■ Directions
Although the entries contain pictures, write out only their text, exactly as it stands.

■ Dataset
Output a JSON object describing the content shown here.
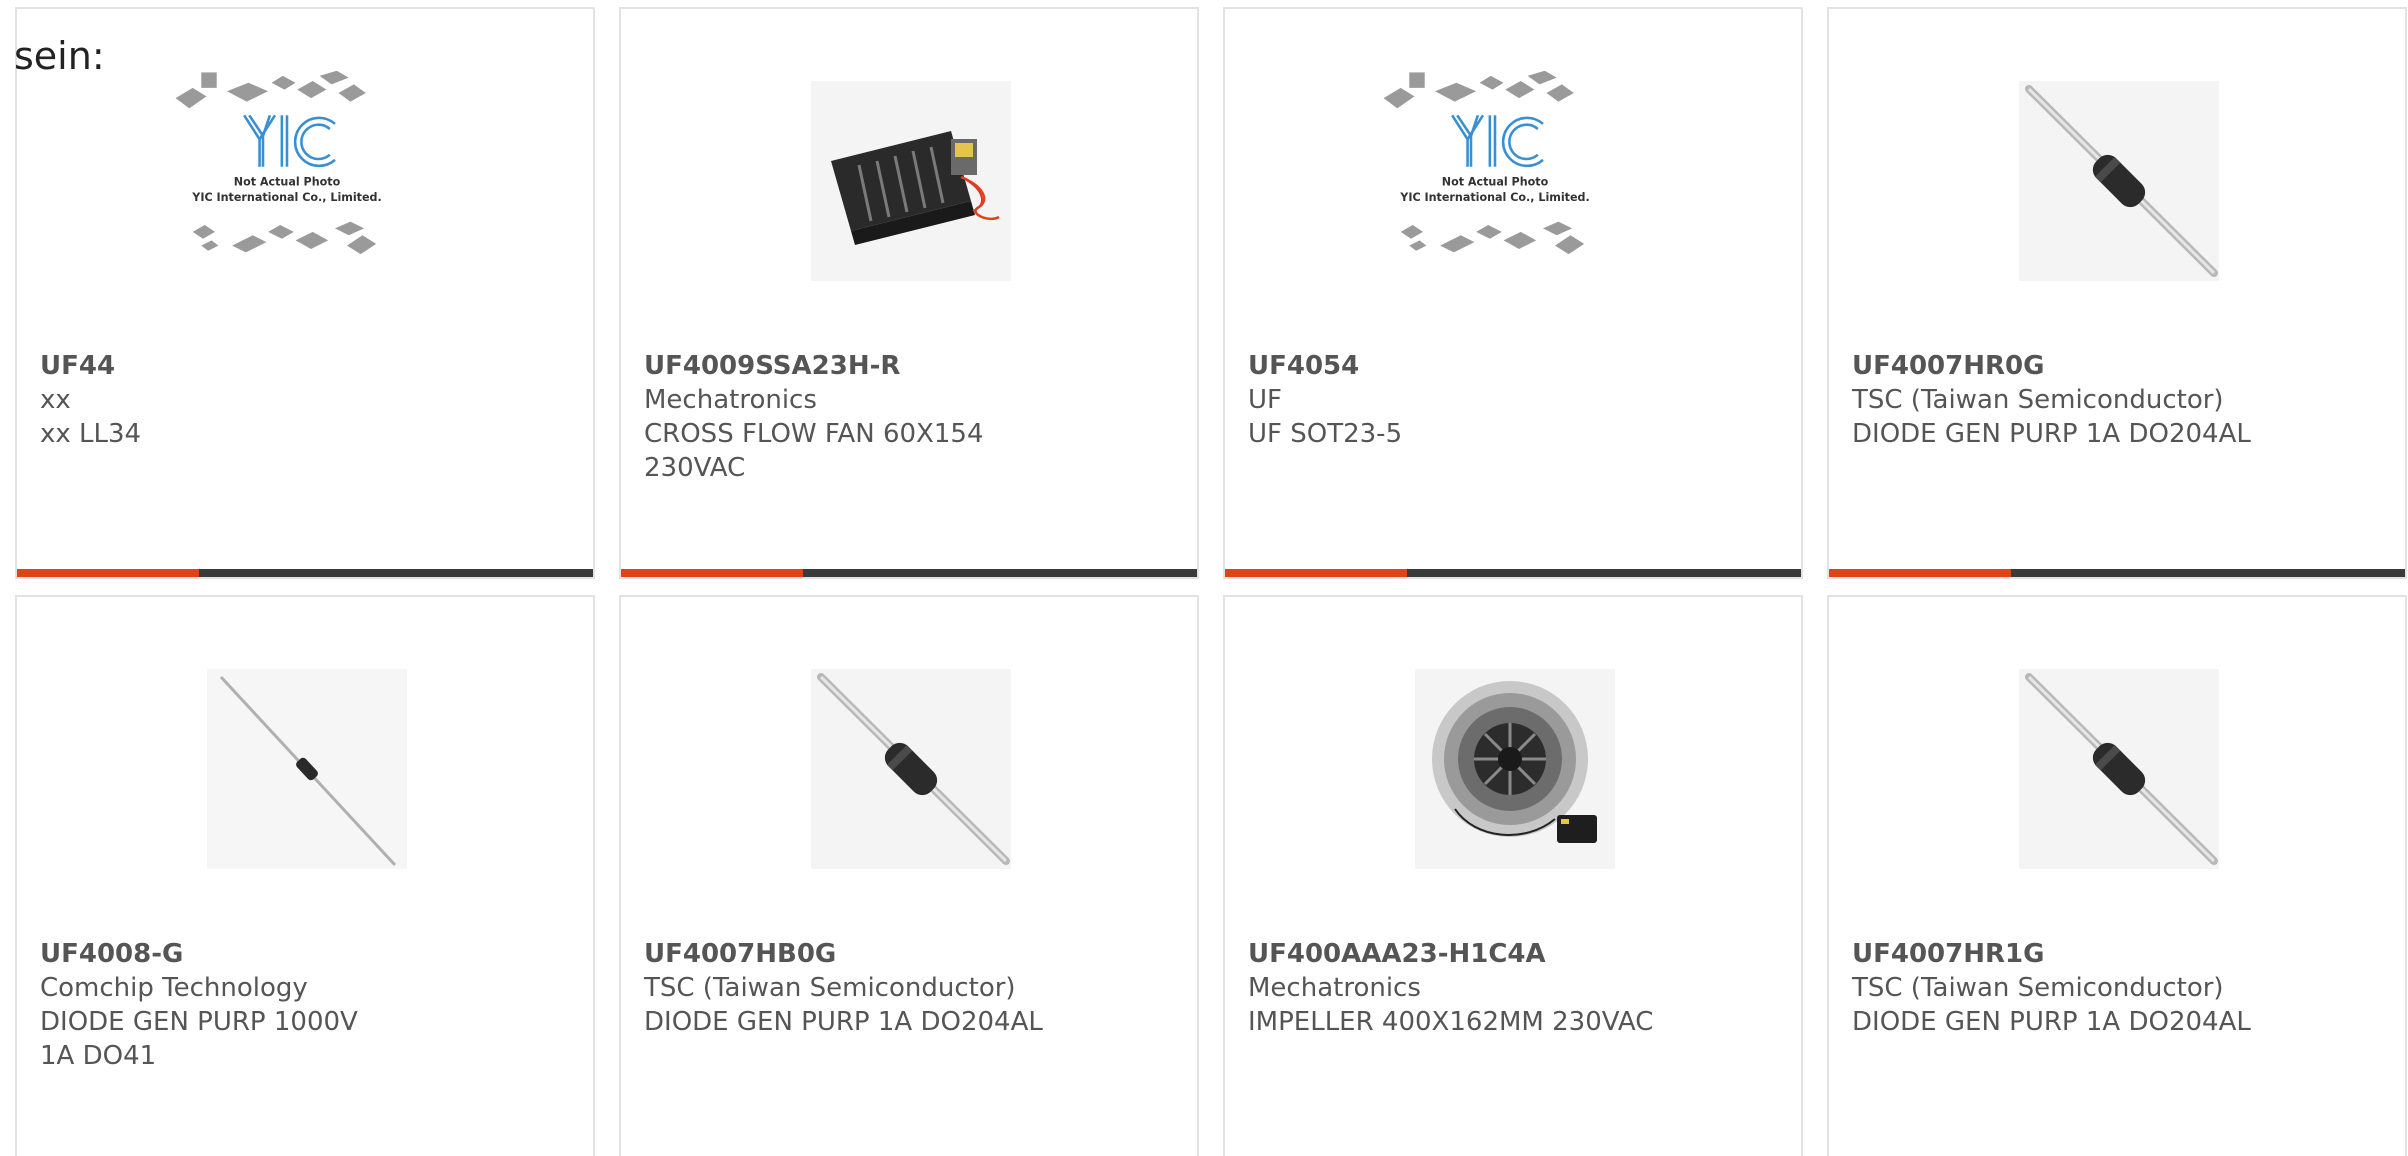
{
  "intro_text": "sein:",
  "placeholder": {
    "line1": "Not Actual Photo",
    "line2": "YIC International Co., Limited.",
    "logo": "YIC"
  },
  "colors": {
    "accent": "#e2421a",
    "bar": "#3a3a3a",
    "text": "#555555",
    "border": "#e2e2e2"
  },
  "products": [
    {
      "part": "UF44",
      "maker": "xx",
      "desc": "xx LL34",
      "image": "yic-placeholder"
    },
    {
      "part": "UF4009SSA23H-R",
      "maker": "Mechatronics",
      "desc": "CROSS FLOW FAN 60X154 230VAC",
      "image": "cross-flow-fan"
    },
    {
      "part": "UF4054",
      "maker": "UF",
      "desc": "UF SOT23-5",
      "image": "yic-placeholder"
    },
    {
      "part": "UF4007HR0G",
      "maker": "TSC (Taiwan Semiconductor)",
      "desc": "DIODE GEN PURP 1A DO204AL",
      "image": "axial-diode"
    },
    {
      "part": "UF4008-G",
      "maker": "Comchip Technology",
      "desc": "DIODE GEN PURP 1000V 1A DO41",
      "image": "thin-axial-diode"
    },
    {
      "part": "UF4007HB0G",
      "maker": "TSC (Taiwan Semiconductor)",
      "desc": "DIODE GEN PURP 1A DO204AL",
      "image": "axial-diode"
    },
    {
      "part": "UF400AAA23-H1C4A",
      "maker": "Mechatronics",
      "desc": "IMPELLER 400X162MM 230VAC",
      "image": "impeller"
    },
    {
      "part": "UF4007HR1G",
      "maker": "TSC (Taiwan Semiconductor)",
      "desc": "DIODE GEN PURP 1A DO204AL",
      "image": "axial-diode"
    }
  ]
}
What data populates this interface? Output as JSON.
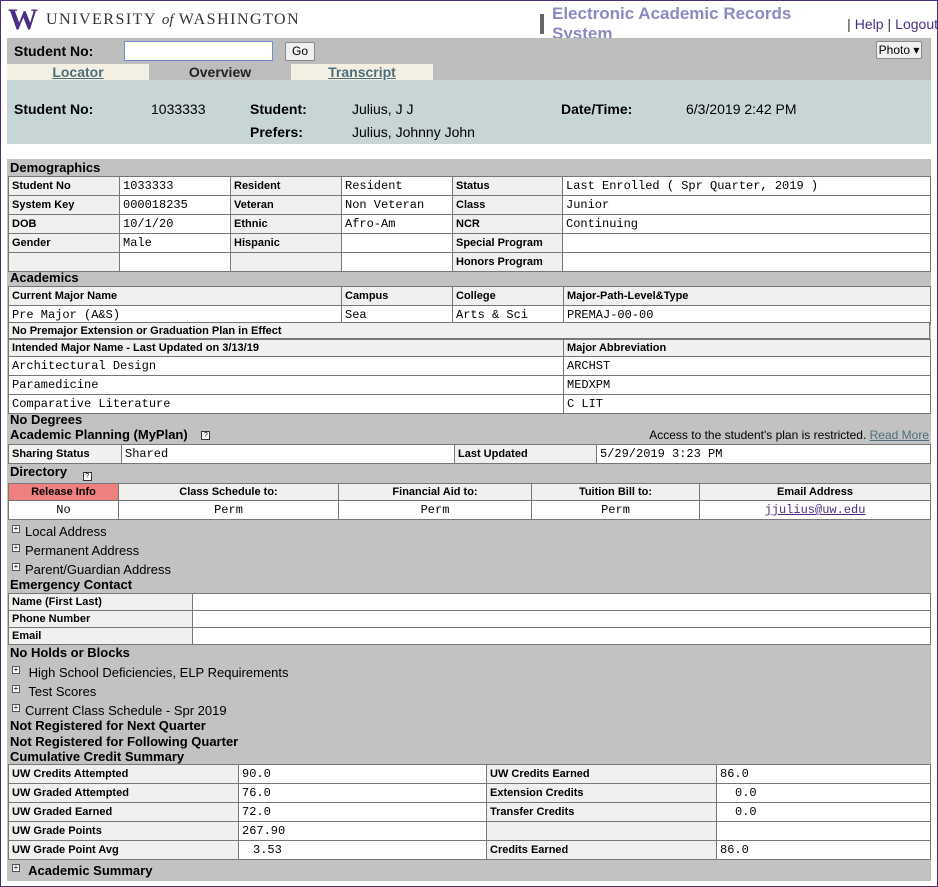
{
  "header": {
    "logo_letter": "W",
    "university_pre": "UNIVERSITY",
    "university_of": "of",
    "university_post": "WASHINGTON",
    "app_title": "Electronic Academic Records System",
    "help": "Help",
    "logout": "Logout",
    "sep": "|"
  },
  "search": {
    "label": "Student No:",
    "value": "",
    "go": "Go",
    "photo": "Photo ▾"
  },
  "tabs": [
    "Locator",
    "Overview",
    "Transcript"
  ],
  "student": {
    "no_label": "Student No:",
    "no": "1033333",
    "student_label": "Student:",
    "name": "Julius, J J",
    "prefers_label": "Prefers:",
    "prefers": "Julius, Johnny John",
    "datetime_label": "Date/Time:",
    "datetime": "6/3/2019 2:42 PM"
  },
  "demographics": {
    "title": "Demographics",
    "rows": [
      [
        "Student No",
        "1033333",
        "Resident",
        "Resident",
        "Status",
        "Last Enrolled ( Spr Quarter, 2019 )"
      ],
      [
        "System Key",
        "000018235",
        "Veteran",
        "Non Veteran",
        "Class",
        "Junior"
      ],
      [
        "DOB",
        "10/1/20",
        "Ethnic",
        "Afro-Am",
        "NCR",
        "Continuing"
      ],
      [
        "Gender",
        "Male",
        "Hispanic",
        "",
        "Special Program",
        ""
      ],
      [
        "",
        "",
        "",
        "",
        "Honors Program",
        ""
      ]
    ]
  },
  "academics": {
    "title": "Academics",
    "headers": [
      "Current Major Name",
      "Campus",
      "College",
      "Major-Path-Level&Type"
    ],
    "row": [
      "Pre Major (A&S)",
      "Sea",
      "Arts & Sci",
      "PREMAJ-00-00"
    ],
    "note": "No Premajor Extension or Graduation Plan in Effect",
    "intended_headers": [
      "Intended Major Name - Last Updated on 3/13/19",
      "Major Abbreviation"
    ],
    "intended_rows": [
      [
        "Architectural Design",
        "ARCHST"
      ],
      [
        "Paramedicine",
        "MEDXPM"
      ],
      [
        "Comparative Literature",
        "C LIT"
      ]
    ]
  },
  "no_degrees": "No Degrees",
  "planning": {
    "title": "Academic Planning (MyPlan)",
    "help_icon": "?",
    "restricted": "Access to the student's plan is restricted.",
    "read_more": "Read More",
    "sharing_label": "Sharing Status",
    "sharing_value": "Shared",
    "updated_label": "Last Updated",
    "updated_value": "5/29/2019 3:23 PM"
  },
  "directory": {
    "title": "Directory",
    "help_icon": "?",
    "headers": [
      "Release Info",
      "Class Schedule to:",
      "Financial Aid to:",
      "Tuition Bill to:",
      "Email Address"
    ],
    "row": [
      "No",
      "Perm",
      "Perm",
      "Perm",
      "jjulius@uw.edu"
    ],
    "addresses": [
      "Local Address",
      "Permanent Address",
      "Parent/Guardian Address"
    ]
  },
  "emergency": {
    "title": "Emergency Contact",
    "labels": [
      "Name (First Last)",
      "Phone Number",
      "Email"
    ]
  },
  "status_lines": {
    "holds": "No Holds or Blocks",
    "hs": "High School Deficiencies, ELP Requirements",
    "tests": "Test Scores",
    "schedule": "Current Class Schedule - Spr 2019",
    "next": "Not Registered for Next Quarter",
    "following": "Not Registered for Following Quarter",
    "credit_title": "Cumulative Credit Summary"
  },
  "credits": {
    "rows": [
      [
        "UW Credits Attempted",
        "90.0",
        "UW Credits Earned",
        "86.0"
      ],
      [
        "UW Graded Attempted",
        "76.0",
        "Extension Credits",
        "0.0"
      ],
      [
        "UW Graded Earned",
        "72.0",
        "Transfer Credits",
        "0.0"
      ],
      [
        "UW Grade Points",
        "267.90",
        "",
        ""
      ],
      [
        "UW Grade Point Avg",
        "3.53",
        "Credits Earned",
        "86.0"
      ]
    ]
  },
  "academic_summary": "Academic Summary",
  "plus_icon": "+"
}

■ Answer to this problem
Output a JSON object describing the content shown here.
{
  "intro_text": "sein:",
  "placeholder": {
    "line1": "Not Actual Photo",
    "line2": "YIC International Co., Limited.",
    "logo": "YIC"
  },
  "colors": {
    "accent": "#e2421a",
    "bar": "#3a3a3a",
    "text": "#555555",
    "border": "#e2e2e2"
  },
  "products": [
    {
      "part": "UF44",
      "maker": "xx",
      "desc": "xx LL34",
      "image": "yic-placeholder"
    },
    {
      "part": "UF4009SSA23H-R",
      "maker": "Mechatronics",
      "desc": "CROSS FLOW FAN 60X154 230VAC",
      "image": "cross-flow-fan"
    },
    {
      "part": "UF4054",
      "maker": "UF",
      "desc": "UF SOT23-5",
      "image": "yic-placeholder"
    },
    {
      "part": "UF4007HR0G",
      "maker": "TSC (Taiwan Semiconductor)",
      "desc": "DIODE GEN PURP 1A DO204AL",
      "image": "axial-diode"
    },
    {
      "part": "UF4008-G",
      "maker": "Comchip Technology",
      "desc": "DIODE GEN PURP 1000V 1A DO41",
      "image": "thin-axial-diode"
    },
    {
      "part": "UF4007HB0G",
      "maker": "TSC (Taiwan Semiconductor)",
      "desc": "DIODE GEN PURP 1A DO204AL",
      "image": "axial-diode"
    },
    {
      "part": "UF400AAA23-H1C4A",
      "maker": "Mechatronics",
      "desc": "IMPELLER 400X162MM 230VAC",
      "image": "impeller"
    },
    {
      "part": "UF4007HR1G",
      "maker": "TSC (Taiwan Semiconductor)",
      "desc": "DIODE GEN PURP 1A DO204AL",
      "image": "axial-diode"
    }
  ]
}
What data populates this interface? Output as JSON.
{
  "header": {
    "logo_letter": "W",
    "university_pre": "UNIVERSITY",
    "university_of": "of",
    "university_post": "WASHINGTON",
    "app_title": "Electronic Academic Records System",
    "help": "Help",
    "logout": "Logout",
    "sep": "|"
  },
  "search": {
    "label": "Student No:",
    "value": "",
    "go": "Go",
    "photo": "Photo ▾"
  },
  "tabs": [
    "Locator",
    "Overview",
    "Transcript"
  ],
  "student": {
    "no_label": "Student No:",
    "no": "1033333",
    "student_label": "Student:",
    "name": "Julius, J J",
    "prefers_label": "Prefers:",
    "prefers": "Julius, Johnny John",
    "datetime_label": "Date/Time:",
    "datetime": "6/3/2019 2:42 PM"
  },
  "demographics": {
    "title": "Demographics",
    "rows": [
      [
        "Student No",
        "1033333",
        "Resident",
        "Resident",
        "Status",
        "Last Enrolled ( Spr Quarter, 2019 )"
      ],
      [
        "System Key",
        "000018235",
        "Veteran",
        "Non Veteran",
        "Class",
        "Junior"
      ],
      [
        "DOB",
        "10/1/20",
        "Ethnic",
        "Afro-Am",
        "NCR",
        "Continuing"
      ],
      [
        "Gender",
        "Male",
        "Hispanic",
        "",
        "Special Program",
        ""
      ],
      [
        "",
        "",
        "",
        "",
        "Honors Program",
        ""
      ]
    ]
  },
  "academics": {
    "title": "Academics",
    "headers": [
      "Current Major Name",
      "Campus",
      "College",
      "Major-Path-Level&Type"
    ],
    "row": [
      "Pre Major (A&S)",
      "Sea",
      "Arts & Sci",
      "PREMAJ-00-00"
    ],
    "note": "No Premajor Extension or Graduation Plan in Effect",
    "intended_headers": [
      "Intended Major Name - Last Updated on 3/13/19",
      "Major Abbreviation"
    ],
    "intended_rows": [
      [
        "Architectural Design",
        "ARCHST"
      ],
      [
        "Paramedicine",
        "MEDXPM"
      ],
      [
        "Comparative Literature",
        "C LIT"
      ]
    ]
  },
  "no_degrees": "No Degrees",
  "planning": {
    "title": "Academic Planning (MyPlan)",
    "help_icon": "?",
    "restricted": "Access to the student's plan is restricted.",
    "read_more": "Read More",
    "sharing_label": "Sharing Status",
    "sharing_value": "Shared",
    "updated_label": "Last Updated",
    "updated_value": "5/29/2019 3:23 PM"
  },
  "directory": {
    "title": "Directory",
    "help_icon": "?",
    "headers": [
      "Release Info",
      "Class Schedule to:",
      "Financial Aid to:",
      "Tuition Bill to:",
      "Email Address"
    ],
    "row": [
      "No",
      "Perm",
      "Perm",
      "Perm",
      "jjulius@uw.edu"
    ],
    "addresses": [
      "Local Address",
      "Permanent Address",
      "Parent/Guardian Address"
    ]
  },
  "emergency": {
    "title": "Emergency Contact",
    "labels": [
      "Name (First Last)",
      "Phone Number",
      "Email"
    ]
  },
  "status_lines": {
    "holds": "No Holds or Blocks",
    "hs": "High School Deficiencies, ELP Requirements",
    "tests": "Test Scores",
    "schedule": "Current Class Schedule - Spr 2019",
    "next": "Not Registered for Next Quarter",
    "following": "Not Registered for Following Quarter",
    "credit_title": "Cumulative Credit Summary"
  },
  "credits": {
    "rows": [
      [
        "UW Credits Attempted",
        "90.0",
        "UW Credits Earned",
        "86.0"
      ],
      [
        "UW Graded Attempted",
        "76.0",
        "Extension Credits",
        "0.0"
      ],
      [
        "UW Graded Earned",
        "72.0",
        "Transfer Credits",
        "0.0"
      ],
      [
        "UW Grade Points",
        "267.90",
        "",
        ""
      ],
      [
        "UW Grade Point Avg",
        "3.53",
        "Credits Earned",
        "86.0"
      ]
    ]
  },
  "academic_summary": "Academic Summary",
  "plus_icon": "+"
}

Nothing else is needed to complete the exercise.